That’s Ira’s choice, and it’s his show. He’s a storyteller within the context of radio journalism, and I am a storyteller in the theater.

In the last forty-eight hours I have been equated with Stephen Glass, James Frey, and Greg Mortenson. Given the tenor of the condemnation, you would think I had concocted an elaborate, fanciful universe filled with furnaces in which babies are burned to make iPhone components, or that I never went to China, never stood outside the gates of Foxconn, never pretended to be a businessman to get inside of factories, never spoke to any workers.

Especially galling is how many are gleefully eager to dance on my grave expressly so they can return to ignoring everything about the circumstances under which their devices are made. Given the tone, you would think I had fabulated an elaborate hoax, filled with astonishing horrors that no one had ever seen before.

Except that we all know that isn’t true.

There is nothing in this controversy that contests the facts in my work about the nature of Chinese manufacturing. Nothing. I think we all know if there was, Ira would have brought it up.

You certainly don’t need to listen to me. Read the New York Times reporting. Listen to the NPR piece that ran just last week in which workers at an iPad plant go on record saying the plant was inspected by Apple just hours before it exploded, and that the inspection lasted all of ten minutes.
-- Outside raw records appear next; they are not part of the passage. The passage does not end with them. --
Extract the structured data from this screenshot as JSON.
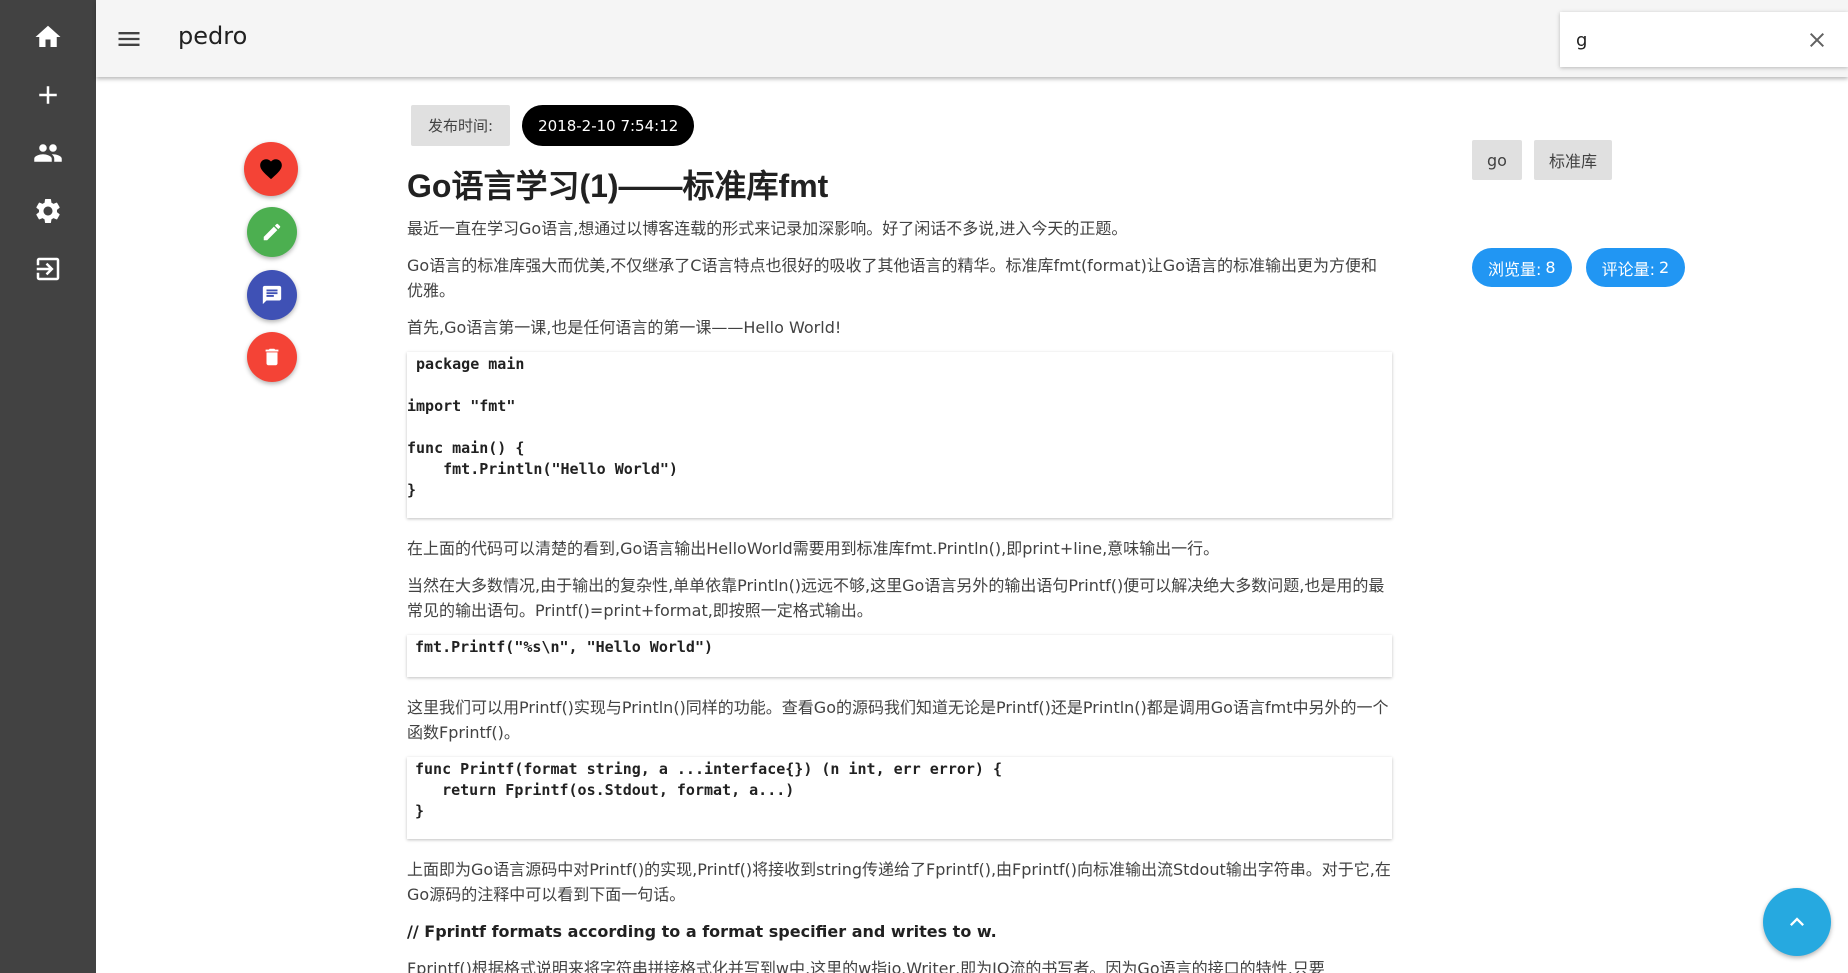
{
  "sidebar": {
    "items": [
      {
        "name": "home",
        "icon": "home-icon"
      },
      {
        "name": "add",
        "icon": "plus-icon"
      },
      {
        "name": "users",
        "icon": "people-icon"
      },
      {
        "name": "settings",
        "icon": "gear-icon"
      },
      {
        "name": "logout",
        "icon": "exit-icon"
      }
    ]
  },
  "header": {
    "title": "pedro",
    "search_value": "g"
  },
  "post": {
    "publish_label": "发布时间:",
    "publish_time": "2018-2-10 7:54:12",
    "title": "Go语言学习(1)——标准库fmt",
    "paragraphs": [
      "最近一直在学习Go语言,想通过以博客连载的形式来记录加深影响。好了闲话不多说,进入今天的正题。",
      "Go语言的标准库强大而优美,不仅继承了C语言特点也很好的吸收了其他语言的精华。标准库fmt(format)让Go语言的标准输出更为方便和优雅。",
      "首先,Go语言第一课,也是任何语言的第一课——Hello World!",
      "在上面的代码可以清楚的看到,Go语言输出HelloWorld需要用到标准库fmt.Println(),即print+line,意味输出一行。",
      "当然在大多数情况,由于输出的复杂性,单单依靠Println()远远不够,这里Go语言另外的输出语句Printf()便可以解决绝大多数问题,也是用的最常见的输出语句。Printf()=print+format,即按照一定格式输出。",
      "这里我们可以用Printf()实现与Println()同样的功能。查看Go的源码我们知道无论是Printf()还是Println()都是调用Go语言fmt中另外的一个函数Fprintf()。",
      "上面即为Go语言源码中对Printf()的实现,Printf()将接收到string传递给了Fprintf(),由Fprintf()向标准输出流Stdout输出字符串。对于它,在Go源码的注释中可以看到下面一句话。",
      "// Fprintf formats according to a format specifier and writes to w.",
      "Fprintf()根据格式说明来将字符串拼接格式化并写到w中,这里的w指io.Writer,即为IO流的书写者。因为Go语言的接口的特性,只要"
    ],
    "code_blocks": [
      " package main\n\nimport \"fmt\"\n\nfunc main() {\n    fmt.Println(\"Hello World\")\n}",
      "fmt.Printf(\"%s\\n\", \"Hello World\")",
      "func Printf(format string, a ...interface{}) (n int, err error) {\n   return Fprintf(os.Stdout, format, a...)\n}"
    ],
    "tags": [
      "go",
      "标准库"
    ],
    "views_label": "浏览量:",
    "views": "8",
    "comments_label": "评论量:",
    "comments": "2"
  },
  "actions": {
    "like": "heart-icon",
    "edit": "pencil-icon",
    "comment": "comment-icon",
    "delete": "trash-icon",
    "scroll_top": "chevron-up-icon"
  },
  "colors": {
    "sidebar_bg": "#424242",
    "like": "#f44336",
    "edit": "#4caf50",
    "comment": "#3f51b5",
    "delete": "#f44336",
    "stat": "#2196f3",
    "scroll_top": "#26a9e0"
  }
}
If you think this story is bigger than that story, something is wrong with your priorities.

If people want to use me as an excuse to return to denialism about the state of our manufacturing, about the shape of our world, they are doing that to themselves.

To radio listeners: I apologized in this week’s episode to anyone who felt betrayed. I stand by that apology. But understand that if you felt something that connected you with where your devices come from—that is not a lie. That is art. That is human empathy, and it is real, and even if you curse my name I hope you’ll recognize that and continue reading, caring, and thinking.
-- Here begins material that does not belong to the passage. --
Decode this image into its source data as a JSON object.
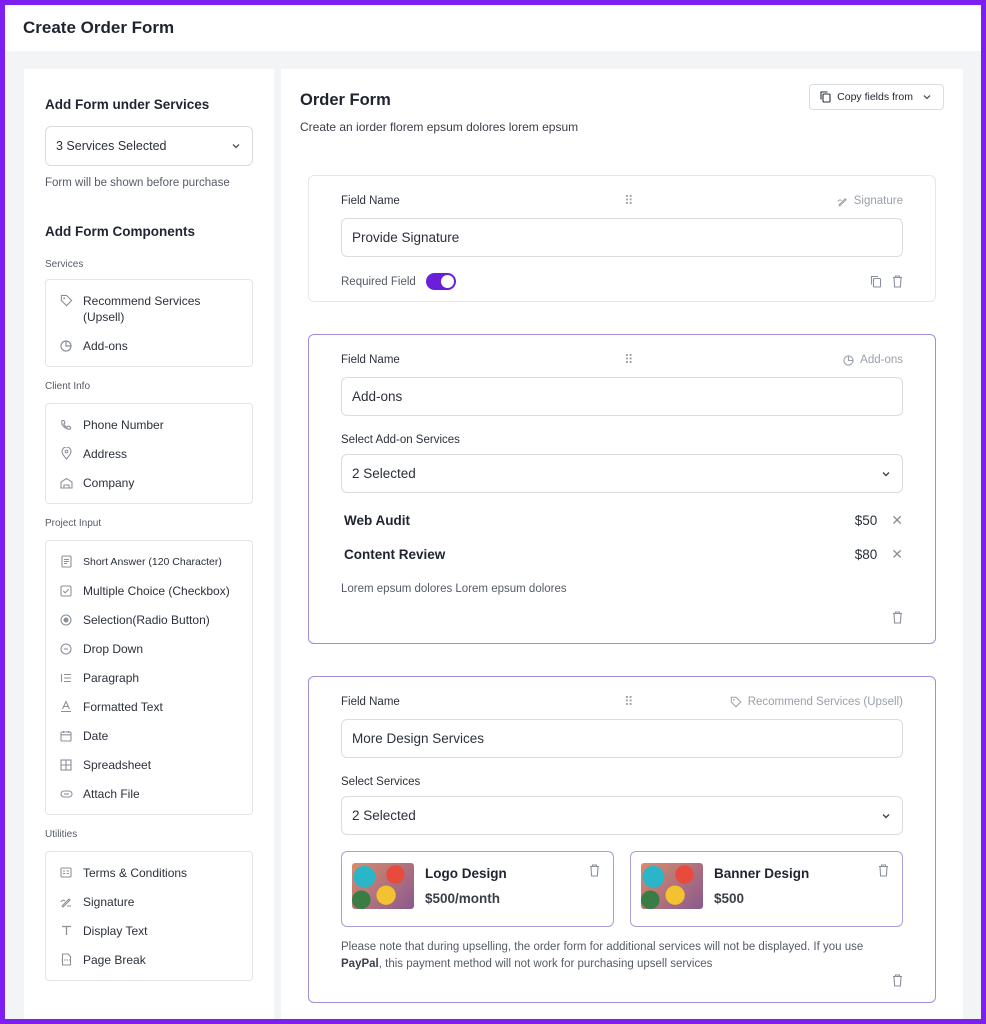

To my audiences: It’s you that I owe the most to. I want you all to know that I will not go silent—I will be making a full accounting of this work, shining a light through this monologue and telling the story of its origins, construction, and details.

I believe the truth is vitally important. I continue to believe that. I believe that I will answer for the things I have done. I told Ira that story should always be subordinate to the truth, and I still believe that. Sometimes I fall short of that goal, but I will never stop trying to achieve it."

Scott McDonald said...

How inspired to include the LBJ "Daisy" commercial here, one of the gems of Presidential TV propaganda. When I saw Daisey's piece at the Public, it smelled like propaganda; it made me doubt the whole thing and left me feeling sour and manipulated. Michael Moore territory. Insulting and repellant. As it turns out, I think that the thrust of the story is true and that the conditions in Apple's supply chain in China are awful. But it offends me to have it represented so tendentiously -- as journalism or as theatre.

The Author said...

Daisey repeatedly attempts to shift the focus from his own mendacity to the exploitation of workers in China and his part in bringing that exploitation to our attention through the fine work he has done in the theater (if he does say so himself). He's essentially saying that in talking about his mendacity we'll forget about what's going on in China. Note to Mr. Daisey: Seeing that you're full of shit doesn't necessitate our forgetting that there are exploited workers in China.